• [WHAT THE EXERCISE ASKS]: Return, from the data below, each line that contains the word "image".

• [DATA]:
◆ ◆ ◆ ◆ ◆ ◆ ◆

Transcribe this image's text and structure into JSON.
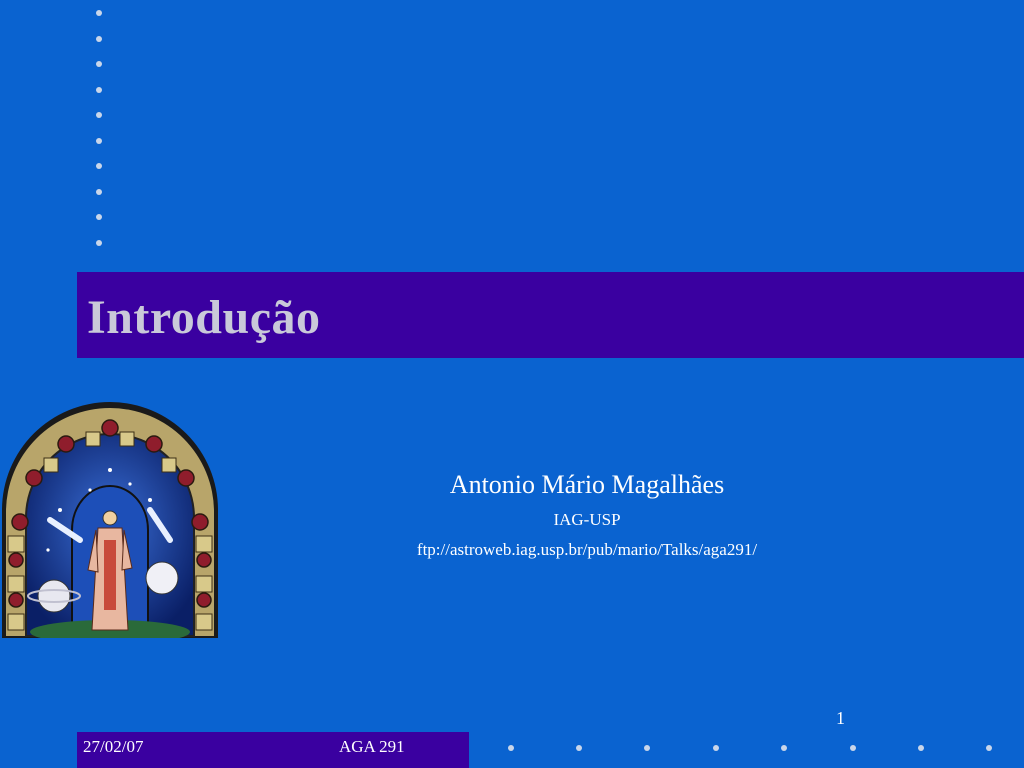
{
  "slide": {
    "title": "Introdução",
    "author": "Antonio Mário Magalhães",
    "affiliation": "IAG-USP",
    "url": "ftp://astroweb.iag.usp.br/pub/mario/Talks/aga291/",
    "page_number": "1"
  },
  "footer": {
    "date": "27/02/07",
    "course": "AGA 291"
  },
  "colors": {
    "background": "#0a63d0",
    "title_bar": "#3a00a0",
    "dots": "#c9d6ea"
  },
  "decorations": {
    "image": "stained-glass-window-zodiac",
    "dot_pattern": "bullet-dots"
  }
}
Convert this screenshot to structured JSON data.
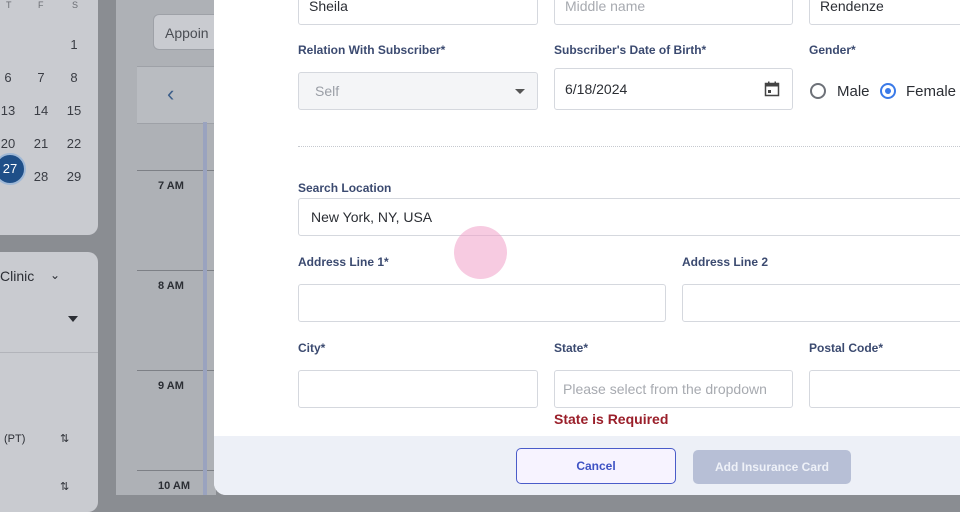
{
  "background": {
    "calendar": {
      "weekday_headers": [
        "T",
        "F",
        "S"
      ],
      "days": [
        "1",
        "6",
        "7",
        "8",
        "13",
        "14",
        "15",
        "20",
        "21",
        "22",
        "27",
        "28",
        "29"
      ],
      "selected_day": "27"
    },
    "filter_label": "Clinic",
    "timezone_label": "(PT)",
    "appointment_button": "Appoin",
    "times": [
      "7 AM",
      "8 AM",
      "9 AM",
      "10 AM"
    ]
  },
  "form": {
    "first_name_value": "Sheila",
    "middle_name_placeholder": "Middle name",
    "last_name_value": "Rendenze",
    "relation_label": "Relation With Subscriber*",
    "relation_value": "Self",
    "dob_label": "Subscriber's Date of Birth*",
    "dob_value": "6/18/2024",
    "gender_label": "Gender*",
    "gender_options": [
      "Male",
      "Female"
    ],
    "gender_selected": "Female",
    "search_location_label": "Search Location",
    "search_location_value": "New York, NY, USA",
    "address1_label": "Address Line 1*",
    "address2_label": "Address Line 2",
    "city_label": "City*",
    "state_label": "State*",
    "state_placeholder": "Please select from the dropdown",
    "state_error": "State is Required",
    "postal_label": "Postal Code*"
  },
  "footer": {
    "cancel_label": "Cancel",
    "add_label": "Add Insurance Card"
  },
  "colors": {
    "accent": "#3a7ae8",
    "error": "#9a1f2a",
    "button_primary_disabled": "#b7bfd6"
  }
}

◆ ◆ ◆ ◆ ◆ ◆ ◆

• [EXERCISE ANSWER]:
Transcribe this image's text and structure into JSON.
    "image": "stained-glass-window-zodiac",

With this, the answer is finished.